A report released on Tuesday outlined a lengthy review of Central Intelligence Agency interrogation techniques used on detainees after 9/11. It described several methods, including abdominal slaps, cramped confinement, and dietary manipulation, that were employed to gain information from people being held.

Since the Senate Intelligence Committee's report came out, CBS News has obtained further documentation on torture techniques, but this time from an al Qaeda handbook that described what types of interrogation methods its members might encounter if they are captured.

The handbook, which was seized in 2000 in the Manchester, England home of Anas al Liby, a student at the time. It was a translation from its "Declaration of Jihad" and is broken down into two dimensions, physical and psychological torture.

It purports to know the methods of torture that are used by secret agents in order to glean information from captured detainees. Although several situations are described under which torture could be experienced, it is not necessarily specific to the United States. However, it does mention nations where the U.S. has military installations.

Listed under physical, al Qaeda's leaders told members they may experience blindfolding, hanging by the hands or feet, forcing individuals to stand naked for long periods; pouring cold water over one's head; pulling out nails and hair; forcing consumption of watery foods, then constricting the genitals; and drugging.

Psychological tortures included social isolation; threatening to find and rape female relatives, or even the detainee himself; threatening permanent physical injury; controlling all of the individual's singular actions; and removal of individual identity to the point of forbidding calling one by name.

The writer of the handbook emphasizes that the methods described comes from actual accounts of experiences of al Qaeda members imprisoned throughout the Middle East.
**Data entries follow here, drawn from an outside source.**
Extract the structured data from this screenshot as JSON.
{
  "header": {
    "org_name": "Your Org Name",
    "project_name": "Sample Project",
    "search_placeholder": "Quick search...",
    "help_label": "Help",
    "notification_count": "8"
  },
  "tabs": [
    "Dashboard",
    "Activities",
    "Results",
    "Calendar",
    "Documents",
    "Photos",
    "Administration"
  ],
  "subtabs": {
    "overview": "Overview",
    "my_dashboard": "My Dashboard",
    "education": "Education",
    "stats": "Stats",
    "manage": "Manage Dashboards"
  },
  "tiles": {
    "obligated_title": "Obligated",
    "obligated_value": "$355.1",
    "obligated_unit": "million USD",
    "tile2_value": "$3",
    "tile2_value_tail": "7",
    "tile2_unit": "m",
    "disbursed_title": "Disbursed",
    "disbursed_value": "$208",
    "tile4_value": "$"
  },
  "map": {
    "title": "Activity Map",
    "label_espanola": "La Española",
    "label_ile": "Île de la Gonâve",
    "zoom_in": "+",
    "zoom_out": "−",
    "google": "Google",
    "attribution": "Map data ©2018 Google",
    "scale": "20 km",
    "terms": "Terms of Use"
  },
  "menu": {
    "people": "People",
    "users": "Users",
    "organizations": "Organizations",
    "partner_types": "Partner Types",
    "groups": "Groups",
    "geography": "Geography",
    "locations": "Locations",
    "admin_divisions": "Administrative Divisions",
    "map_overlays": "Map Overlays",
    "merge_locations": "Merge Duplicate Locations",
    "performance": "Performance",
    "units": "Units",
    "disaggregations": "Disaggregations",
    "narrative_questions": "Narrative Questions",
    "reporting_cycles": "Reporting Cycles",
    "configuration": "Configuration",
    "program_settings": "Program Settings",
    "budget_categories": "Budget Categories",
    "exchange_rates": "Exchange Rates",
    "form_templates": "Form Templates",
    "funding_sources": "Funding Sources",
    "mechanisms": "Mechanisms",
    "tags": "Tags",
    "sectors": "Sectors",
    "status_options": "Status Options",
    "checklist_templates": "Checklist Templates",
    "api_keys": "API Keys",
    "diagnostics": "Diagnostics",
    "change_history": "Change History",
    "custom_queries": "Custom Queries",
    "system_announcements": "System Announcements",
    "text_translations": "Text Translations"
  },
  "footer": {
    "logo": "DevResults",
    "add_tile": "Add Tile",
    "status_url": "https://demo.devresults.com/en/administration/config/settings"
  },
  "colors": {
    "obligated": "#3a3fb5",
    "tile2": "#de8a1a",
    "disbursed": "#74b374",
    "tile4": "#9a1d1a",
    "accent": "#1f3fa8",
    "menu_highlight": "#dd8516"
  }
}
"Let no one think that the aforementioned techniques are fabrications of our imagination, or that we copied them from spy stories," the manual says. "On the contrary, these are factual incidents in the prisons of Egypt, Syria, Jordan, Saudi Arabia, and all other Arab countries."

It goes on to describe the degradation of veiled women, the rape of family members of an al Qaeda operative, and security personnel causing the wife of another to have a miscarriage.

It is unclear if the findings of the Senate Intelligence Committee completely match or corroborates what was found in the al Qaeda manual, but they do not seem to include waterboarding, the most controversial technique outlined by the committee.

CIA officials serving in the agency during the post-9/11 period have criticized the report, saying it is "deeply flawed" and denying that any detainees were tortured.

"It's inaccurate. It's a report that tends to apparently deal with salacious aspects of our interrogation program," said Charles Allen, former intelligence chief with the Department of Homeland Security and the CIA.